  3. Compromise is Key.  In my mind, conforming to my family traditions was number one.  Holidays were just going to be normal right?  Spent the way I always spend them?  Wrong (and rightly so).  Make sure that you and your partner talk about what you plan to do.  If Thanksgiving with your family is your absolute jam, maybe Christmas can be with their family.  The key is give and take.  Tony did a lot more compromising than I did and we still made modifications years later.  
  4. Create Your Own Traditions. It is really important to make your own traditions together.  Think about growing up, many of our memories could be considered traditions that our families made.  You may not have children yet, so it might seem weird to make family traditions but I think not!  Tony and I have some small ones like getting Thai Food from our favorite place to celebrate Valentine's Day, or visiting the Capitol Christmas Tree Thanksgiving Weekend.  Traditions may be small or seem silly to others, but if they are special to you, that is what matters.  I am all for making memories, especially ones that I can appreciate making and look forward to making in the future.
  5. Alone Time is Important. I didn't realize how badly I needed alone time until I was married.  For me, it is really important to recharge and refocus.  It doesn't need to be long, it just needs to happen.  I need a hot second to scream sing Mumford and Sons or sit and read or watch a favorite show without interruption.  One of the weirdest things about being married for me was feeling like being at home meant we HAD to be spending time together constantly.  Like I said before, it is VERY important to carve out time together however, it is ok to separate too.  Simply going in another room to read or relax can help immensely.  When I started my new job, I actually ended up getting home at least an hour before Tony and it is so great.  I can go to the gym or bust out some Netflix watching and then spend time with Tony once he arrives.  

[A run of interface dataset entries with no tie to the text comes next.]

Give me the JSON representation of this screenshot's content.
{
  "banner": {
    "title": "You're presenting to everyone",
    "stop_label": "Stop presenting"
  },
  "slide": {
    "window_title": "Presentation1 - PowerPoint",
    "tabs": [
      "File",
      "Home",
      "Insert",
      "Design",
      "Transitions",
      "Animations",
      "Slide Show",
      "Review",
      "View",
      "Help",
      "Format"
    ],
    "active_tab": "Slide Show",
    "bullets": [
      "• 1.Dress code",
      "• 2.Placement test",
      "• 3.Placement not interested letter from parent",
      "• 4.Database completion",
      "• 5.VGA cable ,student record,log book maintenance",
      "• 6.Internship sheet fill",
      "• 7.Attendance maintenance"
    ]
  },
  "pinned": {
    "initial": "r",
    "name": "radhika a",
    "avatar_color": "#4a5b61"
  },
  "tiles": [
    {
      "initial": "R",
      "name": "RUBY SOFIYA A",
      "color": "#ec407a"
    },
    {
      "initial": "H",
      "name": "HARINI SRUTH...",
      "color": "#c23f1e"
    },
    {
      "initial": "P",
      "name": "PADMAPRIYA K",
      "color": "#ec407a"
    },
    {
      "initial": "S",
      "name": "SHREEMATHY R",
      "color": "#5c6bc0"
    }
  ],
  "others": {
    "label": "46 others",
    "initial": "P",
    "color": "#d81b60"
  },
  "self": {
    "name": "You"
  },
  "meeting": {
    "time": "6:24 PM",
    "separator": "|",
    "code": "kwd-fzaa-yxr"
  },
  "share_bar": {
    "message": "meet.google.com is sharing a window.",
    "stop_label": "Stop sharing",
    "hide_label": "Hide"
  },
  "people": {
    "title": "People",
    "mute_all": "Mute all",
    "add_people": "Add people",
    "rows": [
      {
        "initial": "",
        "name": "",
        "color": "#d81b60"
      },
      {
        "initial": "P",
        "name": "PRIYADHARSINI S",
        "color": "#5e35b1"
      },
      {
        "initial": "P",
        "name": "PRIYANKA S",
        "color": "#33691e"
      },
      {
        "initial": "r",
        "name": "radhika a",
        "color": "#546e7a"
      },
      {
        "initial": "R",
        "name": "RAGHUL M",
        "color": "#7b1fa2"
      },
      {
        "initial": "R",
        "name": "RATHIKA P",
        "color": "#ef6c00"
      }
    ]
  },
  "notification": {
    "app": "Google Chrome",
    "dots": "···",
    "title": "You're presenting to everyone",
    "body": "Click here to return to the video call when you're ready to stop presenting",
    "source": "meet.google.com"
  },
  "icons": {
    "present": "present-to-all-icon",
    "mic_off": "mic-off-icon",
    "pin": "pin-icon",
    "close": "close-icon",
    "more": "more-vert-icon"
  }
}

What were some things that you learned your first year of marriage?  Let us know in the comments below!

xo,

Emma